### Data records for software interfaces

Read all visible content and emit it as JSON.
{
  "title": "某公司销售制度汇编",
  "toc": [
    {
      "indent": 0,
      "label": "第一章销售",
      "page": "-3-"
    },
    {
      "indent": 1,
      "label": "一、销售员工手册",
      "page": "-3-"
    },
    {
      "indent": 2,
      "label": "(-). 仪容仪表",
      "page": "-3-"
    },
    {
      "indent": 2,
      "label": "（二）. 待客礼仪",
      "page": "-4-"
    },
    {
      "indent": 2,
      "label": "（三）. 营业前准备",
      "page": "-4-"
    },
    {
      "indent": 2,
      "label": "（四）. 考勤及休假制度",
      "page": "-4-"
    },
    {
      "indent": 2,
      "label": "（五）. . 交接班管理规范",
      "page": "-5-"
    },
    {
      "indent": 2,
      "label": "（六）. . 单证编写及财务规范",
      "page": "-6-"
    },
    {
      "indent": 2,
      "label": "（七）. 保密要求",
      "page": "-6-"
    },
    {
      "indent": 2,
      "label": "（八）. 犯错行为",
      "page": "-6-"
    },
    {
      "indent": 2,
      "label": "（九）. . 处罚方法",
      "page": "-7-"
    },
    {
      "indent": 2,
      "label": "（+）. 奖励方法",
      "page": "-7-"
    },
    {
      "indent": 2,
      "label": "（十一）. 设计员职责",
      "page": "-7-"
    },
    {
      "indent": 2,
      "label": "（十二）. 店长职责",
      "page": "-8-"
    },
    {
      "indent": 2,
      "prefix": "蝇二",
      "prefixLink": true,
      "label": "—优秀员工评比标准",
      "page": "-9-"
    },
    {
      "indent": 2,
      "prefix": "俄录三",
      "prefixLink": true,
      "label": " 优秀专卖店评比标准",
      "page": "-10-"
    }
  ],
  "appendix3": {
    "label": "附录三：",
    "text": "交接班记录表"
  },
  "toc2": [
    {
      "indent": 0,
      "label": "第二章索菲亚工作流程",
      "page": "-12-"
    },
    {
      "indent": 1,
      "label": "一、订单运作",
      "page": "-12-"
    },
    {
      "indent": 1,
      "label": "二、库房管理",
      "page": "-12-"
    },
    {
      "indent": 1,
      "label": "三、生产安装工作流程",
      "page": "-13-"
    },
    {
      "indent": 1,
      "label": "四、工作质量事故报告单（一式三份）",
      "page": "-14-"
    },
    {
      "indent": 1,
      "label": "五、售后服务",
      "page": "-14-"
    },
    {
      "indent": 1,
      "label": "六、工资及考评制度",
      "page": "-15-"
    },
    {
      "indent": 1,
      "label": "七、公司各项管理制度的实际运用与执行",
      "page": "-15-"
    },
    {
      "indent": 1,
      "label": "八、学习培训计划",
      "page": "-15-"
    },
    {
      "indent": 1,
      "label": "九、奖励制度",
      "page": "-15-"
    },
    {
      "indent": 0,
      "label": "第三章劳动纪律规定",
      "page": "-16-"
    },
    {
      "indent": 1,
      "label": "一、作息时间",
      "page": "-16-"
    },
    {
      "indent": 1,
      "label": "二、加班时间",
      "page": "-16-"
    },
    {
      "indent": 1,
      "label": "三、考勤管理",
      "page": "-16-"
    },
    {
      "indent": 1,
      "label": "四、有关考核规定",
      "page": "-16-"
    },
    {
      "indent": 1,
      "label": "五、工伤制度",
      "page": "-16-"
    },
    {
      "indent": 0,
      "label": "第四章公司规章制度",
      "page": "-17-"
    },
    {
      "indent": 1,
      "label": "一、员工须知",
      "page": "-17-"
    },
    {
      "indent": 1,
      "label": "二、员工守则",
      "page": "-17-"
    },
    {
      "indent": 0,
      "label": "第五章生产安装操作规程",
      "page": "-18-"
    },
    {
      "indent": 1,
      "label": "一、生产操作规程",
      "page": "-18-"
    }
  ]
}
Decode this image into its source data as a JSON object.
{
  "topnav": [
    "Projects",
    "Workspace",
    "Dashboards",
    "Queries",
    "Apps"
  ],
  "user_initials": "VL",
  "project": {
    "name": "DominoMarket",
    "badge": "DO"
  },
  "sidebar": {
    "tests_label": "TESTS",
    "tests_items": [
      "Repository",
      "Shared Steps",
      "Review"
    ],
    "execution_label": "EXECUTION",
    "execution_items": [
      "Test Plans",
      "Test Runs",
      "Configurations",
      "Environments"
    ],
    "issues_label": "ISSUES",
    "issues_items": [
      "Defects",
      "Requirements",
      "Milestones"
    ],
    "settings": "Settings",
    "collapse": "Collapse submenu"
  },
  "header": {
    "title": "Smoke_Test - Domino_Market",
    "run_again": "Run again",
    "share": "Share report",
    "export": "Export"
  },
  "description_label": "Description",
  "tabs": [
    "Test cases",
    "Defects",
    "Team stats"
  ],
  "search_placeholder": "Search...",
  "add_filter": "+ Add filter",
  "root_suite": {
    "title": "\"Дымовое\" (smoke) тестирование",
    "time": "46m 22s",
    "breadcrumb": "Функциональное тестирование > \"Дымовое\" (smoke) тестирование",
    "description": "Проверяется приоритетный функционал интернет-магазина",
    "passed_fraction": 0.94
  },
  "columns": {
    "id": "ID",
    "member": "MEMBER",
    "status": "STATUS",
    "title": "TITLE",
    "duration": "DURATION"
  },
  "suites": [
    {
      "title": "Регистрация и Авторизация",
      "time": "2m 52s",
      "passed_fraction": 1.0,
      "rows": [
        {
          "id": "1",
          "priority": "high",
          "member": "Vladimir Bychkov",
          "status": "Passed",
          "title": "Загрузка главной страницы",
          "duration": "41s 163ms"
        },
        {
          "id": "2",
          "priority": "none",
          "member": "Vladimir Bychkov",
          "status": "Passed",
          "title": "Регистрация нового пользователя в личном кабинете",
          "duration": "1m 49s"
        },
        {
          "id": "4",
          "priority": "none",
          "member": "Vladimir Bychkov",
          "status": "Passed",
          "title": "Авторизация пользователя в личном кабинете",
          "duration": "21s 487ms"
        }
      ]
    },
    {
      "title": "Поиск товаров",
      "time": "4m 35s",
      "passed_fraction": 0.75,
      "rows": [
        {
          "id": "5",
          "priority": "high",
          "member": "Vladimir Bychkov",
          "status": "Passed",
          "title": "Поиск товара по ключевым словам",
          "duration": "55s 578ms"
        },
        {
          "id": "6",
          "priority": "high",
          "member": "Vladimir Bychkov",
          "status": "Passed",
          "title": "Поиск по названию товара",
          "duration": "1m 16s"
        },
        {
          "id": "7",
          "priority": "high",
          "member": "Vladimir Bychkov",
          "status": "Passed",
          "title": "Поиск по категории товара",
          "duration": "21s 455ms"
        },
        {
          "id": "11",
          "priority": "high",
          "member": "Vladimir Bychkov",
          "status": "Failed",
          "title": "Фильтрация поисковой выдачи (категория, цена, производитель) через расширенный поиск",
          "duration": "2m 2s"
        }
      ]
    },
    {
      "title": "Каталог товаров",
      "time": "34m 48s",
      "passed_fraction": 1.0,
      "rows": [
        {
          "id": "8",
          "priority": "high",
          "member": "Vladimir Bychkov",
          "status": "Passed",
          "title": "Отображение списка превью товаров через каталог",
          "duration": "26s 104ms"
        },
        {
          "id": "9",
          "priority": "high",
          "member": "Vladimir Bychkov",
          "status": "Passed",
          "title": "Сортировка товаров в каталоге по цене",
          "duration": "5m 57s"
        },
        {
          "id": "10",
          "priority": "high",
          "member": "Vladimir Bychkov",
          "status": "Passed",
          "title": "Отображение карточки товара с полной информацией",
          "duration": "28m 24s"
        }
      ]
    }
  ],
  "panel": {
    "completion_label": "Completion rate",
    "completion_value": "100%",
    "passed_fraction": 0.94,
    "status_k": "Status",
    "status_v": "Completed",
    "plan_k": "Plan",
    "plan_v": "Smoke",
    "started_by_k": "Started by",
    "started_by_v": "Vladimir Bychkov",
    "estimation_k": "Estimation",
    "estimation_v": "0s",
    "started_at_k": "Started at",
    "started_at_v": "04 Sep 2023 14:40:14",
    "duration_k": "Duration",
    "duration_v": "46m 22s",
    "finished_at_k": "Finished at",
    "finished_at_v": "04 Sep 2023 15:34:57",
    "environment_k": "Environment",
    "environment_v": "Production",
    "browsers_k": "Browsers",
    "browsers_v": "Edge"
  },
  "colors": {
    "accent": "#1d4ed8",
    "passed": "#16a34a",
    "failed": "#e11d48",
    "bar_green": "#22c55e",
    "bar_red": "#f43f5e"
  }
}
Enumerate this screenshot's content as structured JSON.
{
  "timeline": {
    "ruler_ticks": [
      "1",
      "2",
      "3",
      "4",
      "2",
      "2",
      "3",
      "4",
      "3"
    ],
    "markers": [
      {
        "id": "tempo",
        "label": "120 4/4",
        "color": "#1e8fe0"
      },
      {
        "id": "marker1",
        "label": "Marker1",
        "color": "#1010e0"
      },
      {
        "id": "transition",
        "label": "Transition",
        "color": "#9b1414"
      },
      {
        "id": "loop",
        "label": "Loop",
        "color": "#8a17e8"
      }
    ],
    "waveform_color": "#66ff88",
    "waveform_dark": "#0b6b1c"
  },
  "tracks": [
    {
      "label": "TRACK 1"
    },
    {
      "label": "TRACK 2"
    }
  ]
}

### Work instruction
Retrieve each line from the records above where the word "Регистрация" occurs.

### Reply
      "title": "Регистрация и Авторизация",
          "title": "Регистрация нового пользователя в личном кабинете",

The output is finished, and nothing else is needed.